_EXERCISE OBJECTIVE:_ Before you return the entries below, strip out the pictures and keep all else exact.

_INPUT MATERIAL:_
....

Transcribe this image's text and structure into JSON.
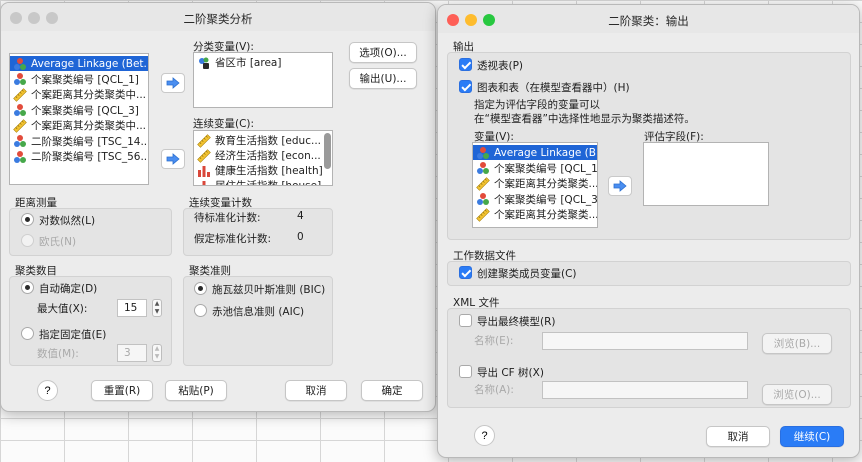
{
  "left_dialog": {
    "title": "二阶聚类分析",
    "variables": [
      {
        "label": "Average Linkage (Bet...",
        "icon": "cluster-icon",
        "selected": true
      },
      {
        "label": "个案聚类编号 [QCL_1]",
        "icon": "cluster-icon"
      },
      {
        "label": "个案距离其分类聚类中...",
        "icon": "ruler-icon"
      },
      {
        "label": "个案聚类编号 [QCL_3]",
        "icon": "cluster-icon"
      },
      {
        "label": "个案距离其分类聚类中...",
        "icon": "ruler-icon"
      },
      {
        "label": "二阶聚类编号 [TSC_14...",
        "icon": "cluster-icon"
      },
      {
        "label": "二阶聚类编号 [TSC_56...",
        "icon": "cluster-icon"
      }
    ],
    "categorical": {
      "label": "分类变量(V):",
      "items": [
        {
          "label": "省区市 [area]",
          "icon": "nominal-icon"
        }
      ]
    },
    "continuous": {
      "label": "连续变量(C):",
      "items": [
        {
          "label": "教育生活指数 [educ...",
          "icon": "ruler-icon"
        },
        {
          "label": "经济生活指数 [econ...",
          "icon": "ruler-icon"
        },
        {
          "label": "健康生活指数 [health]",
          "icon": "barchart-icon"
        },
        {
          "label": "居住生活指数 [house]",
          "icon": "barchart-icon"
        }
      ]
    },
    "buttons": {
      "options": "选项(O)...",
      "output": "输出(U)...",
      "reset": "重置(R)",
      "paste": "粘贴(P)",
      "cancel": "取消",
      "ok": "确定",
      "help": "?"
    },
    "distance": {
      "title": "距离测量",
      "loglik": "对数似然(L)",
      "euclid": "欧氏(N)"
    },
    "count": {
      "title": "连续变量计数",
      "standardized_label": "待标准化计数:",
      "standardized_value": "4",
      "assumed_label": "假定标准化计数:",
      "assumed_value": "0"
    },
    "clusters": {
      "title": "聚类数目",
      "auto": "自动确定(D)",
      "max_label": "最大值(X):",
      "max_value": "15",
      "fixed": "指定固定值(E)",
      "num_label": "数值(M):",
      "num_value": "3"
    },
    "criterion": {
      "title": "聚类准则",
      "bic": "施瓦兹贝叶斯准则 (BIC)",
      "aic": "赤池信息准则 (AIC)"
    }
  },
  "right_dialog": {
    "title": "二阶聚类：输出",
    "output_group": "输出",
    "pivot": "透视表(P)",
    "charts": "图表和表（在模型查看器中）(H)",
    "desc_line1": "指定为评估字段的变量可以",
    "desc_line2": "在“模型查看器”中选择性地显示为聚类描述符。",
    "vars_label": "变量(V):",
    "eval_label": "评估字段(F):",
    "variables": [
      {
        "label": "Average Linkage (B...",
        "icon": "cluster-icon",
        "selected": true
      },
      {
        "label": "个案聚类编号 [QCL_1]",
        "icon": "cluster-icon"
      },
      {
        "label": "个案距离其分类聚类...",
        "icon": "ruler-icon"
      },
      {
        "label": "个案聚类编号 [QCL_3]",
        "icon": "cluster-icon"
      },
      {
        "label": "个案距离其分类聚类...",
        "icon": "ruler-icon"
      }
    ],
    "workdata_group": "工作数据文件",
    "create_var": "创建聚类成员变量(C)",
    "xml_group": "XML 文件",
    "export_final": "导出最终模型(R)",
    "name_e": "名称(E):",
    "browse_b": "浏览(B)...",
    "export_cf": "导出 CF 树(X)",
    "name_a": "名称(A):",
    "browse_o": "浏览(O)...",
    "help": "?",
    "cancel": "取消",
    "continue": "继续(C)"
  },
  "colors": {
    "accent": "#2a7cf6",
    "selection": "#1f65d6",
    "traffic_red": "#fe5f57",
    "traffic_yellow": "#febc2e",
    "traffic_green": "#28c840",
    "traffic_inactive": "#c8c8c8"
  }
}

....

_EXERCISE RESULT:_
Transcribe this image's text and structure into JSON.
{
  "left_dialog": {
    "title": "二阶聚类分析",
    "variables": [
      {
        "label": "Average Linkage (Bet...",
        "icon": "cluster-icon",
        "selected": true
      },
      {
        "label": "个案聚类编号 [QCL_1]",
        "icon": "cluster-icon"
      },
      {
        "label": "个案距离其分类聚类中...",
        "icon": "ruler-icon"
      },
      {
        "label": "个案聚类编号 [QCL_3]",
        "icon": "cluster-icon"
      },
      {
        "label": "个案距离其分类聚类中...",
        "icon": "ruler-icon"
      },
      {
        "label": "二阶聚类编号 [TSC_14...",
        "icon": "cluster-icon"
      },
      {
        "label": "二阶聚类编号 [TSC_56...",
        "icon": "cluster-icon"
      }
    ],
    "categorical": {
      "label": "分类变量(V):",
      "items": [
        {
          "label": "省区市 [area]",
          "icon": "nominal-icon"
        }
      ]
    },
    "continuous": {
      "label": "连续变量(C):",
      "items": [
        {
          "label": "教育生活指数 [educ...",
          "icon": "ruler-icon"
        },
        {
          "label": "经济生活指数 [econ...",
          "icon": "ruler-icon"
        },
        {
          "label": "健康生活指数 [health]",
          "icon": "barchart-icon"
        },
        {
          "label": "居住生活指数 [house]",
          "icon": "barchart-icon"
        }
      ]
    },
    "buttons": {
      "options": "选项(O)...",
      "output": "输出(U)...",
      "reset": "重置(R)",
      "paste": "粘贴(P)",
      "cancel": "取消",
      "ok": "确定",
      "help": "?"
    },
    "distance": {
      "title": "距离测量",
      "loglik": "对数似然(L)",
      "euclid": "欧氏(N)"
    },
    "count": {
      "title": "连续变量计数",
      "standardized_label": "待标准化计数:",
      "standardized_value": "4",
      "assumed_label": "假定标准化计数:",
      "assumed_value": "0"
    },
    "clusters": {
      "title": "聚类数目",
      "auto": "自动确定(D)",
      "max_label": "最大值(X):",
      "max_value": "15",
      "fixed": "指定固定值(E)",
      "num_label": "数值(M):",
      "num_value": "3"
    },
    "criterion": {
      "title": "聚类准则",
      "bic": "施瓦兹贝叶斯准则 (BIC)",
      "aic": "赤池信息准则 (AIC)"
    }
  },
  "right_dialog": {
    "title": "二阶聚类：输出",
    "output_group": "输出",
    "pivot": "透视表(P)",
    "charts": "图表和表（在模型查看器中）(H)",
    "desc_line1": "指定为评估字段的变量可以",
    "desc_line2": "在“模型查看器”中选择性地显示为聚类描述符。",
    "vars_label": "变量(V):",
    "eval_label": "评估字段(F):",
    "variables": [
      {
        "label": "Average Linkage (B...",
        "icon": "cluster-icon",
        "selected": true
      },
      {
        "label": "个案聚类编号 [QCL_1]",
        "icon": "cluster-icon"
      },
      {
        "label": "个案距离其分类聚类...",
        "icon": "ruler-icon"
      },
      {
        "label": "个案聚类编号 [QCL_3]",
        "icon": "cluster-icon"
      },
      {
        "label": "个案距离其分类聚类...",
        "icon": "ruler-icon"
      }
    ],
    "workdata_group": "工作数据文件",
    "create_var": "创建聚类成员变量(C)",
    "xml_group": "XML 文件",
    "export_final": "导出最终模型(R)",
    "name_e": "名称(E):",
    "browse_b": "浏览(B)...",
    "export_cf": "导出 CF 树(X)",
    "name_a": "名称(A):",
    "browse_o": "浏览(O)...",
    "help": "?",
    "cancel": "取消",
    "continue": "继续(C)"
  },
  "colors": {
    "accent": "#2a7cf6",
    "selection": "#1f65d6",
    "traffic_red": "#fe5f57",
    "traffic_yellow": "#febc2e",
    "traffic_green": "#28c840",
    "traffic_inactive": "#c8c8c8"
  }
}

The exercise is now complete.